§ **Work instructions**: Copy each line of the records that holds the string "this".

§ **Data to use**:
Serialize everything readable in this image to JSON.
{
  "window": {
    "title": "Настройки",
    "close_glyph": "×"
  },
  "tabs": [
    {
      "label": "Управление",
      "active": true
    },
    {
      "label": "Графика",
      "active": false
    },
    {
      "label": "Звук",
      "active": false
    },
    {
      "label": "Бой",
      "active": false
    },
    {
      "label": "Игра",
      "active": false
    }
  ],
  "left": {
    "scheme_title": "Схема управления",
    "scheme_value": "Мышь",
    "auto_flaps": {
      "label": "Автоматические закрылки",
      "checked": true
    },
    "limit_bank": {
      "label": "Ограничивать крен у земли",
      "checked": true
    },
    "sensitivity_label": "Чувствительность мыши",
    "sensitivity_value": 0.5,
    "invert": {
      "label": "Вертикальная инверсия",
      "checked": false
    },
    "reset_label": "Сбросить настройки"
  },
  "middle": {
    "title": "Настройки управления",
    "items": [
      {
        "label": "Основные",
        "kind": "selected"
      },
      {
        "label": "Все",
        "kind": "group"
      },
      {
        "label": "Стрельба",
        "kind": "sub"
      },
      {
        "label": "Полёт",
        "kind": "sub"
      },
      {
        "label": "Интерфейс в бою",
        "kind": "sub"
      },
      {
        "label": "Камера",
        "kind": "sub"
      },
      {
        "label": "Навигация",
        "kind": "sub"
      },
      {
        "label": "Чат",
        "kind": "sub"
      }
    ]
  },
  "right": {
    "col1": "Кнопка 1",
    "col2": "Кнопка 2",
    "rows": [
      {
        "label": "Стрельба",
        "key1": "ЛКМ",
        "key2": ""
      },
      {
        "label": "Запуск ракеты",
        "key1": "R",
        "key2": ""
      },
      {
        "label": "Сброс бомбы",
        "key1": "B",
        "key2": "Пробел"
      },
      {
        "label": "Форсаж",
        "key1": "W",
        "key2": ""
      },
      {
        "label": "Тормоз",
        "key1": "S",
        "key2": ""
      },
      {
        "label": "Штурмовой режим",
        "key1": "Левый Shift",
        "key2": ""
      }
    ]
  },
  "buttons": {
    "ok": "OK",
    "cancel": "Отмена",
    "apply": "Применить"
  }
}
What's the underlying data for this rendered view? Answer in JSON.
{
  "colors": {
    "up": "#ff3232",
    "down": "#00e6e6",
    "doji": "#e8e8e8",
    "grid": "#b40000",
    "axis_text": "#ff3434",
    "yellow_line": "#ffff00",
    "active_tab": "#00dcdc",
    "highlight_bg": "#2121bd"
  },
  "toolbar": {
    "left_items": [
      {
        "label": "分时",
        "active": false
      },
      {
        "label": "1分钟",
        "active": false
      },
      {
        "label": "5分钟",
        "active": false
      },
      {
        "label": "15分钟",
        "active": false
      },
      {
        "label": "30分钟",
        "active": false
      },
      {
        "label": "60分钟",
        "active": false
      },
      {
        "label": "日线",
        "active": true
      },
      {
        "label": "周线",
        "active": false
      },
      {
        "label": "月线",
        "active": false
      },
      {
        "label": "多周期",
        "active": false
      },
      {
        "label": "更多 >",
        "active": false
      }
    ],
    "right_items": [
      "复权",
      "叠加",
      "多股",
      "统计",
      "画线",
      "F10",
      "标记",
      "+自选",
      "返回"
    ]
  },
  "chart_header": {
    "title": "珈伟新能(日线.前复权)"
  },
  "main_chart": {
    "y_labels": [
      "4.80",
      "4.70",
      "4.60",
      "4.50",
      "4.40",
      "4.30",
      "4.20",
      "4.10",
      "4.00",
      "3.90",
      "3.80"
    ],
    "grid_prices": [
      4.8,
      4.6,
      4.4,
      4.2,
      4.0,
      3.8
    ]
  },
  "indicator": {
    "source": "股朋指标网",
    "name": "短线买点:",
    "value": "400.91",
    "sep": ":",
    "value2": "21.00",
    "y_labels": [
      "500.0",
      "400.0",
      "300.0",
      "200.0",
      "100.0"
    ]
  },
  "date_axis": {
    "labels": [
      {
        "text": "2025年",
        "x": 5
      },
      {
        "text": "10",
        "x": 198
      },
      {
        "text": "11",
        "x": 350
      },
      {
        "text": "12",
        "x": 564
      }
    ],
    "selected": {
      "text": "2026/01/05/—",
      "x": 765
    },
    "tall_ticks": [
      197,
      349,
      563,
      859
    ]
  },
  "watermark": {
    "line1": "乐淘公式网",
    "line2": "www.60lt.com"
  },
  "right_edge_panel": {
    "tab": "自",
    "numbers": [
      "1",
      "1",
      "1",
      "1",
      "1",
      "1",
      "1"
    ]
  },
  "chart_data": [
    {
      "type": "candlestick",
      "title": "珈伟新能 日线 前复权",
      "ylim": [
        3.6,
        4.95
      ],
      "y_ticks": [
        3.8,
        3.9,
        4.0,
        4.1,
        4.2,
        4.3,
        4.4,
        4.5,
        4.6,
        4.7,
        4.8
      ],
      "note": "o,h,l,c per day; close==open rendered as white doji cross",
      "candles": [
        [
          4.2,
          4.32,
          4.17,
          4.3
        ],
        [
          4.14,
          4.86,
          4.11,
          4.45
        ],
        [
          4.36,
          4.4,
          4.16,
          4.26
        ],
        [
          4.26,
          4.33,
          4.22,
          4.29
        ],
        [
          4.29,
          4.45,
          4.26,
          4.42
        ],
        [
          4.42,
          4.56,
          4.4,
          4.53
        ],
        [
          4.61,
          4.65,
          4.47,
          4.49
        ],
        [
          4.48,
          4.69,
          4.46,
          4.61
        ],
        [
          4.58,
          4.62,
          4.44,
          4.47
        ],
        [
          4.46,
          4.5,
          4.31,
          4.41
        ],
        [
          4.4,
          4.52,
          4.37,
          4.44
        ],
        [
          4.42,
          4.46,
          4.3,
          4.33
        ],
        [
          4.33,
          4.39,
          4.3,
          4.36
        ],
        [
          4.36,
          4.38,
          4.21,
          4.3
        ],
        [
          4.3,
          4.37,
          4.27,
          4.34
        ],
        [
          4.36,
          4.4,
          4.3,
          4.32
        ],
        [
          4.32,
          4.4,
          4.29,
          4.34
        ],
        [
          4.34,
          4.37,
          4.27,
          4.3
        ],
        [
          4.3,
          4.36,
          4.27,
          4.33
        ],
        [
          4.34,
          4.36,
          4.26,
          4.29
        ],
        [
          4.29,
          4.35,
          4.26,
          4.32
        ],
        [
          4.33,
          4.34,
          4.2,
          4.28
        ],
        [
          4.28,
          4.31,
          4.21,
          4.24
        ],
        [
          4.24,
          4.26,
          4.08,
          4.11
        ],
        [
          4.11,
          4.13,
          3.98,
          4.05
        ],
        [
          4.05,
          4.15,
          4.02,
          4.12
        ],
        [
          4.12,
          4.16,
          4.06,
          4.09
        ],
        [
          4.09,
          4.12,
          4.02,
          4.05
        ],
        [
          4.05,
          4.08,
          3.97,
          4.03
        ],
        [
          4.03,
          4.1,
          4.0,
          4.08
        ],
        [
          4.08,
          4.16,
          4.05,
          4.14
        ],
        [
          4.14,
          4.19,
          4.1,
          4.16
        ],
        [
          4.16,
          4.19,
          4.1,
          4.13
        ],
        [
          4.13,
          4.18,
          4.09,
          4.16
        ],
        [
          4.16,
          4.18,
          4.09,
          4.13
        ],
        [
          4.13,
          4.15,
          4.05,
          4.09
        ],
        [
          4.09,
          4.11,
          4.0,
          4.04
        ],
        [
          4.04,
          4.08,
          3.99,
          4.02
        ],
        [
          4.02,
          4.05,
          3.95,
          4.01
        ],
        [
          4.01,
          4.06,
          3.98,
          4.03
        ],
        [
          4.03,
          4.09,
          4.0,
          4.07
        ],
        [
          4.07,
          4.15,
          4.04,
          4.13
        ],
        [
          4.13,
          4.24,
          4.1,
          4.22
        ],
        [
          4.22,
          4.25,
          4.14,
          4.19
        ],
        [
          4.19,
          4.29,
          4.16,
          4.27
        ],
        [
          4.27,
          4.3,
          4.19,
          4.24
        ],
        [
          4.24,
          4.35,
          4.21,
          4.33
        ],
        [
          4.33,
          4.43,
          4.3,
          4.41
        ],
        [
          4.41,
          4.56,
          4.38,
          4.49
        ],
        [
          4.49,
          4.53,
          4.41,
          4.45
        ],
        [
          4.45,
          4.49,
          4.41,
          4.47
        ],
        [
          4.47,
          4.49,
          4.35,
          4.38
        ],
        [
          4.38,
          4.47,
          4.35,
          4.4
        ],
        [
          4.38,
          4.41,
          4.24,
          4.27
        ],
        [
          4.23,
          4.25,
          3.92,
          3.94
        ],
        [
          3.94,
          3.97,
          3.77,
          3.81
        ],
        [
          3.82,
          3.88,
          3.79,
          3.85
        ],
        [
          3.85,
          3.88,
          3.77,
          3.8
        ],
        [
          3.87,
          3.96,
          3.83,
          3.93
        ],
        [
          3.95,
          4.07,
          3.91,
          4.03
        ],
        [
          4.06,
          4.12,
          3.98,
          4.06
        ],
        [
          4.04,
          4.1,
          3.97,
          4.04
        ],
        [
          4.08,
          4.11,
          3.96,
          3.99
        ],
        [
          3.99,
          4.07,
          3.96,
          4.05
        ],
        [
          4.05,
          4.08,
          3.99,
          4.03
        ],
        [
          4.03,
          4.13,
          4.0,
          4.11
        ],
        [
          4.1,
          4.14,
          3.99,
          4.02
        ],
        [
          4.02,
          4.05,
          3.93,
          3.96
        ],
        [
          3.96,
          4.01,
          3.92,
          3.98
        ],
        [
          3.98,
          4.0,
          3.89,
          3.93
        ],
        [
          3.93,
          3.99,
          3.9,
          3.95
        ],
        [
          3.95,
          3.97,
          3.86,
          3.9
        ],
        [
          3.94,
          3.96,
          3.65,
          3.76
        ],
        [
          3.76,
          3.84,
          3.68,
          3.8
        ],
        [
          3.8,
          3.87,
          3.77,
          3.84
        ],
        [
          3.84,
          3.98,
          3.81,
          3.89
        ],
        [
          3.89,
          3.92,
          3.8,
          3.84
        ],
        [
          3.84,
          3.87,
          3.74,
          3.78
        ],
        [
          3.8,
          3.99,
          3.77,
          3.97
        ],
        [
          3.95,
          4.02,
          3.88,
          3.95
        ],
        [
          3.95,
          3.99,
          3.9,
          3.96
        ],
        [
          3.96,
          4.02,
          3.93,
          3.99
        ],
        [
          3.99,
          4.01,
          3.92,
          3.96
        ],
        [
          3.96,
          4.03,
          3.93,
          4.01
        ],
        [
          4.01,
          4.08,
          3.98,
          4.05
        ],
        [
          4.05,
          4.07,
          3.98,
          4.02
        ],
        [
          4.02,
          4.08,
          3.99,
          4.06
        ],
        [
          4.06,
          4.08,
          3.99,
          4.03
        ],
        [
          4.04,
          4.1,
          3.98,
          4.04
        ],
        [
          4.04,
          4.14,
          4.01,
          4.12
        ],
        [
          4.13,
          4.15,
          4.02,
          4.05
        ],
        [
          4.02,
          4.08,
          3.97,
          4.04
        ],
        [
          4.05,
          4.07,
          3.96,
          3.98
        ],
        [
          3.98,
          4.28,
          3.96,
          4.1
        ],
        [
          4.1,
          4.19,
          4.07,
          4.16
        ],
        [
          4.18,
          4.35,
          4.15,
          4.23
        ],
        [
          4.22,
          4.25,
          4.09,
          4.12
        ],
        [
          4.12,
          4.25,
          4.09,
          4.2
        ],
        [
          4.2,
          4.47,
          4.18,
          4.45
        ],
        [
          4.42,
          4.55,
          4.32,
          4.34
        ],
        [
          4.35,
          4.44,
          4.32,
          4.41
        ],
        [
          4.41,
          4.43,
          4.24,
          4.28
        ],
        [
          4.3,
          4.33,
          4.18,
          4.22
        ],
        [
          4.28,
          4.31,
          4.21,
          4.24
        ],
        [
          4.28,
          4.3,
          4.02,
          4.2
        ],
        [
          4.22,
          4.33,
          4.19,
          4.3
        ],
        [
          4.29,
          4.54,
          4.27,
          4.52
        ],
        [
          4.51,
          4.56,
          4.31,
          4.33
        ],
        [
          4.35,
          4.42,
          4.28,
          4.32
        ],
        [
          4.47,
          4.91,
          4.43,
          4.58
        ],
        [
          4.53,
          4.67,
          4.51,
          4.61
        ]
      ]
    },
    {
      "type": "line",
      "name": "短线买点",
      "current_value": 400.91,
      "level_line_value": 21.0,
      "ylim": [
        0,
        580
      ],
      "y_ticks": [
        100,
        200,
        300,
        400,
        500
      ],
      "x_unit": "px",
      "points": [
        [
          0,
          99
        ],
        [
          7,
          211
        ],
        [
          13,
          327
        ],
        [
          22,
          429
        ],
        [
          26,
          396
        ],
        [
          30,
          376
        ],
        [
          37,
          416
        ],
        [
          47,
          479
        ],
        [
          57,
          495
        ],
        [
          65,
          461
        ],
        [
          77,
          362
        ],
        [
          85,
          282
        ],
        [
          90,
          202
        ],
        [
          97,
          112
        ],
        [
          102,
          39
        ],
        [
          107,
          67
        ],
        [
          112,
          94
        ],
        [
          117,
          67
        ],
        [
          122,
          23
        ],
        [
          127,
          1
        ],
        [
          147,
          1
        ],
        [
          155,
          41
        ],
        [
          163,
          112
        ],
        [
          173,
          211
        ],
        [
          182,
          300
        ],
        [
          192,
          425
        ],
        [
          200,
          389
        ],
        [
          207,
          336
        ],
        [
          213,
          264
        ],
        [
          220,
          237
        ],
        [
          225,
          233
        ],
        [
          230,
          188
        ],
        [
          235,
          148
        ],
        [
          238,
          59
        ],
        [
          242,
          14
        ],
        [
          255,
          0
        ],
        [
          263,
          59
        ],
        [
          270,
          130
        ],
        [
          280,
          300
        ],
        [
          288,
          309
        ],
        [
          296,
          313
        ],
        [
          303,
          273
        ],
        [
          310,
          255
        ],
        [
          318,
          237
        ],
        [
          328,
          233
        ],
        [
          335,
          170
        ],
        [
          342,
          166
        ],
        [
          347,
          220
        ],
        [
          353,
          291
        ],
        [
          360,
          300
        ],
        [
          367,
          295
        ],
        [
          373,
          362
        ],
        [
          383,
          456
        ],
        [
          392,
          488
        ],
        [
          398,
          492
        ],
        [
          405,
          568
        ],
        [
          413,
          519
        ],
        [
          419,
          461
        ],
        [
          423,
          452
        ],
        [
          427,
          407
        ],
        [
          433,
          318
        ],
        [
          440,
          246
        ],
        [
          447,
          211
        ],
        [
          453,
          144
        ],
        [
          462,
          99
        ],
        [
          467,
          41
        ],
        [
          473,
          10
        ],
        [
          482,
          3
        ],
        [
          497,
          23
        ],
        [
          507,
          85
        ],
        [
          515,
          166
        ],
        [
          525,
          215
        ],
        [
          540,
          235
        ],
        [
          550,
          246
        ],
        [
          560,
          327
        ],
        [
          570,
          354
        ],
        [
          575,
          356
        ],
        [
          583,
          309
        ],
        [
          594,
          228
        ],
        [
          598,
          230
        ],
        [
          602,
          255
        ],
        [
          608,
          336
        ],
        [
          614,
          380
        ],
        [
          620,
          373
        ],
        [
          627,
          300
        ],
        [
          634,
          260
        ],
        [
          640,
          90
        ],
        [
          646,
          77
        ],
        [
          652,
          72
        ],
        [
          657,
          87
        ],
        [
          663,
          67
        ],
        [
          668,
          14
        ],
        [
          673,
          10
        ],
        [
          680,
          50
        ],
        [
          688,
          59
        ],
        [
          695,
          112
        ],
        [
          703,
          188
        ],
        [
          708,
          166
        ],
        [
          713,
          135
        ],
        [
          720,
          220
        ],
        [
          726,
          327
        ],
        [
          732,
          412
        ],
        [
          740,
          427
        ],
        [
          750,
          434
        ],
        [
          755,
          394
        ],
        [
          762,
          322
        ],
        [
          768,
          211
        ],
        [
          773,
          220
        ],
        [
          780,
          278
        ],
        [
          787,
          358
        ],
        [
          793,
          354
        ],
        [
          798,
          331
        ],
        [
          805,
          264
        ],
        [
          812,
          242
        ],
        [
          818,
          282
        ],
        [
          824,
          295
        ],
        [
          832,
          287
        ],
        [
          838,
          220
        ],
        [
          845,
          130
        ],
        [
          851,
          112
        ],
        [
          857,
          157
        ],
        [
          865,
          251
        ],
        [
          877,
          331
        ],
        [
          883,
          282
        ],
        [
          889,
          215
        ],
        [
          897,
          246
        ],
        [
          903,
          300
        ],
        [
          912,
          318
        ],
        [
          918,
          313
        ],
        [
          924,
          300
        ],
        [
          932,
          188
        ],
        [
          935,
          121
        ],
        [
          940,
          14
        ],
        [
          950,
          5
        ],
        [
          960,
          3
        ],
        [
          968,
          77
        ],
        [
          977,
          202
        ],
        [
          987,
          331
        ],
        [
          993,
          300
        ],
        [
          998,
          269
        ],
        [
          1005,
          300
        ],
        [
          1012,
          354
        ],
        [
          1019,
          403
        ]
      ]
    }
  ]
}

§ **Output of the task**:
Serialize everything readable in this image to JSON.
What's the underlying data for this rendered view? Answer in JSON.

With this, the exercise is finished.